Becky Frith, September 07, 2015
The government’s national living wage (NLW) should be viewed as a ‘compulsory top-up’ and not a true living wage
The government’s national living wage (NLW) should be viewed as a ‘compulsory top-up’ and not a true living wage, according to non-partisan think tank The Resolution Foundation.
The Resolution Foundation chief executive Gavin Kelly said the NLW is an enhanced minimum wage not an actual living wage. “That’s not a criticism, it’s a statement of fact,” he said at the Foundation's ‘What next for the Living Wage?’ event. “A minimum wage and a living wage are different things. I could call my cat Rover but he still wouldn’t be a dog.”
In the summer budget chancellor George Osborne announced a new NLW of £7.20 an hour for the over-25s, rising to £9 by 2020.
The NLW is distinct from the living wage as calculated by the Living Wage Foundation using the cost of living in London and the rest of the UK. The London living wage is currently £9.15 per hour in London, and £7.85 per hour for the rest of the UK.
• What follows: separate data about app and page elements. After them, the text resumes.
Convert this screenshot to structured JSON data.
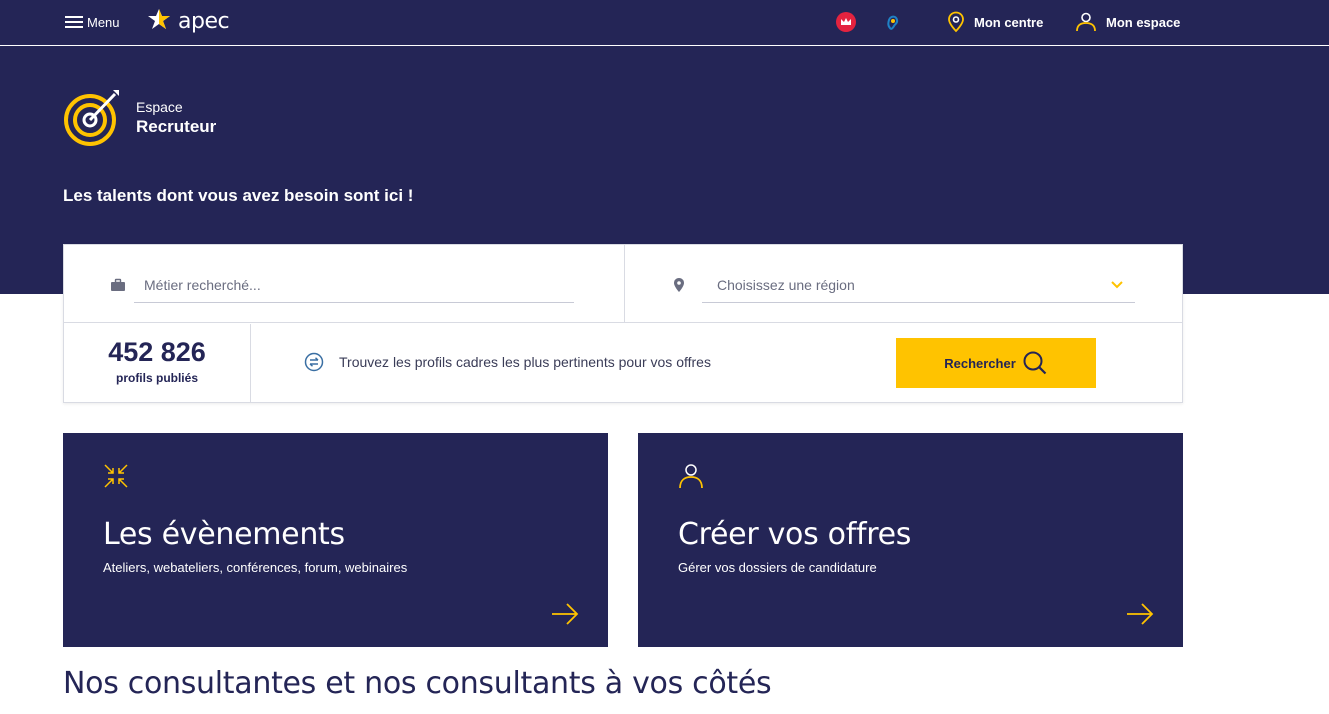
{
  "header": {
    "menu_label": "Menu",
    "logo_text": "apec",
    "accessibility": [
      {
        "icon": "crown-accessibility-icon"
      },
      {
        "icon": "ear-accessibility-icon"
      }
    ],
    "mon_centre": "Mon centre",
    "mon_espace": "Mon espace"
  },
  "hero": {
    "espace_small": "Espace",
    "espace_big": "Recruteur",
    "tagline": "Les talents dont vous avez besoin sont ici !"
  },
  "search": {
    "metier_placeholder": "Métier recherché...",
    "region_value": "Choisissez une région",
    "profiles_count": "452 826",
    "profiles_label": "profils publiés",
    "info_text": "Trouvez les profils cadres les plus pertinents pour vos offres",
    "button_label": "Rechercher"
  },
  "cards": [
    {
      "title": "Les évènements",
      "subtitle": "Ateliers, webateliers, conférences, forum, webinaires",
      "icon": "arrows-inward-icon"
    },
    {
      "title": "Créer vos offres",
      "subtitle": "Gérer vos dossiers de candidature",
      "icon": "user-icon"
    }
  ],
  "section": {
    "title": "Nos consultantes et nos consultants à vos côtés"
  },
  "colors": {
    "navy": "#242556",
    "accent_yellow": "#ffc300",
    "white": "#ffffff"
  }
}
The Resolution Foundation analyst Conor D’Arcy added: “The national living wage is a top-up to the minimum wage for over 25s,” he said. “The difference [between the NLW and the living wage] is that the government’s living wage is not calculated using the cost of living.”
The Foundation revealed some of the benefits to be brought by the NLW, with the biggest average wage gains going to workers aged 25 to 30. People in this age bracket will see their average annual pay increase by £890 in 2020, the Foundation reported. Three out of 10 (29%) female employees in the country are set to receive pay rises as the NLW comes into force.
Neil Jameson, executive director at community charity Citizens UK, said: “Mr Osborne has set a courageous example and we don’t wish to discourage him. We will from next year have the highest minimum wage in Europe, which we should be proud of. But the government shouldn’t have taken the phrase ‘living wage’.”
Stephen Uden, head of corporate citizenship for Nationwide Building Society, said there are three major benefits of the living wage as set by the Living Wage Foundation; it is voluntary, independent, and inclusive of all ages.
“The fact it doesn’t exclude under 25s makes a real difference,” he said. “I think most employers want to do the right thing.”